In addition, I would like to say again that silver gelatin is not used by anyone except a few people doing exhibitions and those on APUG and similar forums. In the industry itself it is not in use at all.
I like the term hand-coated as well, and use it a lot to describe my own work, which is 100% hand coated, either in carbon, kallitype, or Pt./Pd. However, hand-coated excludes many processes that we normally include as "alternative," many of which are seen in Rexer's book. That would include POP, any of the emulsion transfers, carbon (if using manufactured tissue), photogravure (same reasoning as carbon), pinhole images made on factory-coated papers, photograms on factory-coated papers, etc, etc.
Originally Posted by Photo Engineer
Again, the major question here is "what processes are included"? I think we could all agree that no one term is perfect. However, in my estimation the term "alternative" is less imperfect than any of the others if we include both historical and contemporary processes, excluding inkjet printing which is now the "standard and ubiquitious" printing process, even for artists. I agree with PE in that silver gelatin, whether regular VC paper or POP, is an alternative processes.
I think that there might be the intent here, using David's suggestion, to place manufactured items in one category and hand made items in another category. Thus, hand made is used in some cases to indicate a one-of-a-kind item.
In your examples above, I think you might distinguish between totally hand made products and manufactured.

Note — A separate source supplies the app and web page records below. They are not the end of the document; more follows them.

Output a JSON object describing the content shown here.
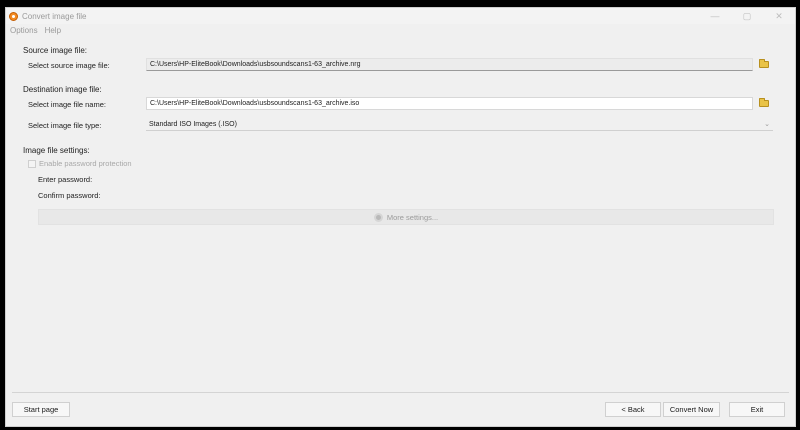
{
  "window": {
    "title": "Convert image file",
    "controls": {
      "minimize": "—",
      "maximize": "▢",
      "close": "✕"
    }
  },
  "menu": [
    "Options",
    "Help"
  ],
  "source": {
    "section_label": "Source image file:",
    "field_label": "Select source image file:",
    "value": "C:\\Users\\HP-EliteBook\\Downloads\\usbsoundscans1-63_archive.nrg"
  },
  "destination": {
    "section_label": "Destination image file:",
    "name_label": "Select image file name:",
    "name_value": "C:\\Users\\HP-EliteBook\\Downloads\\usbsoundscans1-63_archive.iso",
    "type_label": "Select image file type:",
    "type_value": "Standard ISO Images (.ISO)"
  },
  "settings": {
    "section_label": "Image file settings:",
    "password_checkbox_label": "Enable password protection",
    "password_checked": false,
    "enter_password_label": "Enter password:",
    "confirm_password_label": "Confirm password:",
    "more_settings_label": "More settings..."
  },
  "footer": {
    "start_page": "Start page",
    "back": "< Back",
    "convert_now": "Convert Now",
    "exit": "Exit"
  },
  "icons": {
    "app": "app-logo-icon",
    "browse": "folder-icon",
    "more": "gear-icon",
    "dropdown": "chevron-down-icon"
  },
  "colors": {
    "accent": "#f28a22",
    "folder": "#e9c347",
    "window_bg": "#f0f0f0"
  }
}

Hand crafting tends to lend an additional aura of authenticity to an art work as opposed to mass produced artwork. So then, a photograph made from scratch from start to finish has a different cachet than one made with a mass produced camera, mass produced film, and mass produced print material.
IDK for sure, but it seems to me that we are approaching that phase of our art. And, it is an art no matter what anyone else thinks.
Thank you all for the excellent discussion.
The term "alternative" is clearly the predominant term in use today. After all, this discussion is in the "alternative processes" section of APUG. Frankly, it is the term I use most often to describe my own work, when using a general term. But, the term does have problems, which have been pointed out in the discussion.
The notion of hand-made, hand-coated and non-factory photography has been around for quite a while. The terms certainly have appeal.
To me, there are a couple of issues floating around. One is that we are distinguishing our work from the predominant way of doing photography, which is also a moving target. Today, that would be digital prints--inkjet or light jet. But, there are still enough people using silver gelatin (or factory produced black and white paper) that we have to distinguish from it as well. Among chemical, black and white photographers, it is the predominant method.
Two, to what extent must hand made be hand made? Does hand-coating the final print qualify when our cameras are built by Leica, Nikon or Canon, the negative was made on Fuji or Kodak film, and an enlarged negative was made on an Epson printer. Of course, there is a continuum here, as even doing glass plates, I don't make my own glass. When doing platinum, I buy manufactured papers to coat. Does one element of hand work qualify?
I like the idea of one of a kind as opposed to mass produced. The idea that with hand coated, hand manipulated, hand colored etc, that each work will be slightly different from others. Each print will be unique.
As for POP and other “alternative” processes which use factory produced materials, it is possible to make your own POP paper. I would continue to coat my own platinum paper even if someone started manufacturing it again. Same with albumen. Historically, albumen was a factory made paper.
Some more to think about out on the farm. Great discussion!
And it was even more ambiguous than that. The factory made product as I understand it was albumenized paper that still had to be sensitized by the printer.
Originally Posted by Allen Friday